We found our first success in having completed our first two-day event in nearly a year. Several DNFs due to breakage in 2002 (not inherent to the car, rather resulting from the learning curve about what works and doesn't work when prepping an MGB for rallying) resulted in a rather spotty season, and we were most relieved to find out the car was not permanently jinxed. Secondly, we finished the two ClubRallies with nary a dent nor scratch. It looks like our prep for the next rally (100AW in February) will be a thorough cleaning and inspection, set valve clearances, and install the gravel tires....good deal! Third, no frostbite. Finally, it is of course always gratifying to finish well. Two seconds in class, and a respectable overall showing in the ClubRallies (top third in both) isn't bad in our ancient machine on ice. Looking at overall stage times, we would have placed third in G2 and 19th overall in the ProRally had we registered for that competition (same stages, just a different registration fee!). Being the only H Class car at the rallies, there was no Historic Class competition this time.

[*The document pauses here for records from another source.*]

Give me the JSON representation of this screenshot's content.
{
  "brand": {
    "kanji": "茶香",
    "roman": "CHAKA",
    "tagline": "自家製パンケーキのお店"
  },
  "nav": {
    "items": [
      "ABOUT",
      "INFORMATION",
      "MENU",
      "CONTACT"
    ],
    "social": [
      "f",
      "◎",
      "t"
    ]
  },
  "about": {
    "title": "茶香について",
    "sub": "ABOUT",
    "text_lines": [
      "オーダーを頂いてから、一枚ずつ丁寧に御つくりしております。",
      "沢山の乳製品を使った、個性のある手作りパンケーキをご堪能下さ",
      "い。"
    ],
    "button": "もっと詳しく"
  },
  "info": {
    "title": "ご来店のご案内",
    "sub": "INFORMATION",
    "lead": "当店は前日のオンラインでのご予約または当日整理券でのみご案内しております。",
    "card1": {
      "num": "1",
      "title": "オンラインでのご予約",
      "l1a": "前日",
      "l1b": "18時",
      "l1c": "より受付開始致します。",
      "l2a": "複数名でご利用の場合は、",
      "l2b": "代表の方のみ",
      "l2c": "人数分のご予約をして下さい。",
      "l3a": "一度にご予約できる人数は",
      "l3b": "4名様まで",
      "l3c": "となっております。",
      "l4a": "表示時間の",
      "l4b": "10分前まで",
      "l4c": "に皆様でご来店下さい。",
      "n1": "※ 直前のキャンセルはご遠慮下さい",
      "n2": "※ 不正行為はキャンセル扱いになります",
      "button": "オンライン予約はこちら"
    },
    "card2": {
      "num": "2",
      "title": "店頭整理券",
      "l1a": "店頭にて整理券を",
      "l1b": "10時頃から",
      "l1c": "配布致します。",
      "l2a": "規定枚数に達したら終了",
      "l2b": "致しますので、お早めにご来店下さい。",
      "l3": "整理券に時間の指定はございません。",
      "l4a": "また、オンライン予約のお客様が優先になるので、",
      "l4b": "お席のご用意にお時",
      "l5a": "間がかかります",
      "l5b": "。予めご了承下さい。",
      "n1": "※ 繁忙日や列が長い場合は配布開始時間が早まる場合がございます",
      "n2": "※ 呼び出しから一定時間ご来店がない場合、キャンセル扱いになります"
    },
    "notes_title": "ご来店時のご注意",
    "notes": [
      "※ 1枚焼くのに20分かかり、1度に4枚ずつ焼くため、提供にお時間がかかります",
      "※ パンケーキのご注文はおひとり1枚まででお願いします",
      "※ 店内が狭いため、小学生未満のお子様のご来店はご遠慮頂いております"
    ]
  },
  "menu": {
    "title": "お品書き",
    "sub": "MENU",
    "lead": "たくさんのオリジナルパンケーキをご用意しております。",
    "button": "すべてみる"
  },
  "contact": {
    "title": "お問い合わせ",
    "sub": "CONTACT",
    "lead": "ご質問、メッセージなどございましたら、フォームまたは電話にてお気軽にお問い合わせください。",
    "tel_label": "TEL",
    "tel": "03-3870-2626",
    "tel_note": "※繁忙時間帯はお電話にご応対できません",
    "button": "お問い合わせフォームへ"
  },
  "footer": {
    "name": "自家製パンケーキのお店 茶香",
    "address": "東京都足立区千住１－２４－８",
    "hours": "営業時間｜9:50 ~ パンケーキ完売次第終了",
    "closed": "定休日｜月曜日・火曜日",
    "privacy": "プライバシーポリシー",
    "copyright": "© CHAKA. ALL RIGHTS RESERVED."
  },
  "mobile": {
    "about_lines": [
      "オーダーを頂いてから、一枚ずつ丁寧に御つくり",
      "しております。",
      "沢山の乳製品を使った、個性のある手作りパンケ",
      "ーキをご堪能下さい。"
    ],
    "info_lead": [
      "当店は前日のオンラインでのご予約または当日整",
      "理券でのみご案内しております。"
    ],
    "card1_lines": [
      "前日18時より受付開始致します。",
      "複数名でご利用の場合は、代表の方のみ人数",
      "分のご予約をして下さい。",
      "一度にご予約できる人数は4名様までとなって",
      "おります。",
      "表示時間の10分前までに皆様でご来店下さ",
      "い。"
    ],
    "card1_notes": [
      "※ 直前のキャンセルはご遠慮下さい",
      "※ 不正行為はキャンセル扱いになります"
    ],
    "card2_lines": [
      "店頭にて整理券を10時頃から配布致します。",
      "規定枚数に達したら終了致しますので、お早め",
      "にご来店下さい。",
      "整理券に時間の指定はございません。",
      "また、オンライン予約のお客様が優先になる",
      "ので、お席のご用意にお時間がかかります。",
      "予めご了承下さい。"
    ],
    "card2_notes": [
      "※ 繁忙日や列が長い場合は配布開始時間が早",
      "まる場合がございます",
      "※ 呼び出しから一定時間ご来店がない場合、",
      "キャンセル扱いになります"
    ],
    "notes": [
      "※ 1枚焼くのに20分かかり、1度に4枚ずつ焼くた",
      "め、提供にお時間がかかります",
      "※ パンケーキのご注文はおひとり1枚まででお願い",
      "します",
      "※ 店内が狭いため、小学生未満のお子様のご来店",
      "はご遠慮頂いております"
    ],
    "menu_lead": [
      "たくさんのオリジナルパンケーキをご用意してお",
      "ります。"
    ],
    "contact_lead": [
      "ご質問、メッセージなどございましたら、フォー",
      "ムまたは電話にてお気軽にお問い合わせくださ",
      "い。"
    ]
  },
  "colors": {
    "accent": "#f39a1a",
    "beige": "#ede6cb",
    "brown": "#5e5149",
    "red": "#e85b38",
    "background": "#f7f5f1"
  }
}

The rally MGB is off and running for yet another season. We're determined to make a hard run for a repeat G2 CenDiv championship this year, as well as really pushing developement of a successful Historic Class. This is the car's fifth season, and it seems to be holding up well. Team Paradox always welcomes visits from MG and vintage rally enthusiasts attending rallies. Next stop for the Team: Salem MO, Feb. 21-22 for Trespasser Wil / 100 Acre Wood rallies and the Historic Class ShootOut. Keep an eye on the website www.rhybudd.com for continuing updates.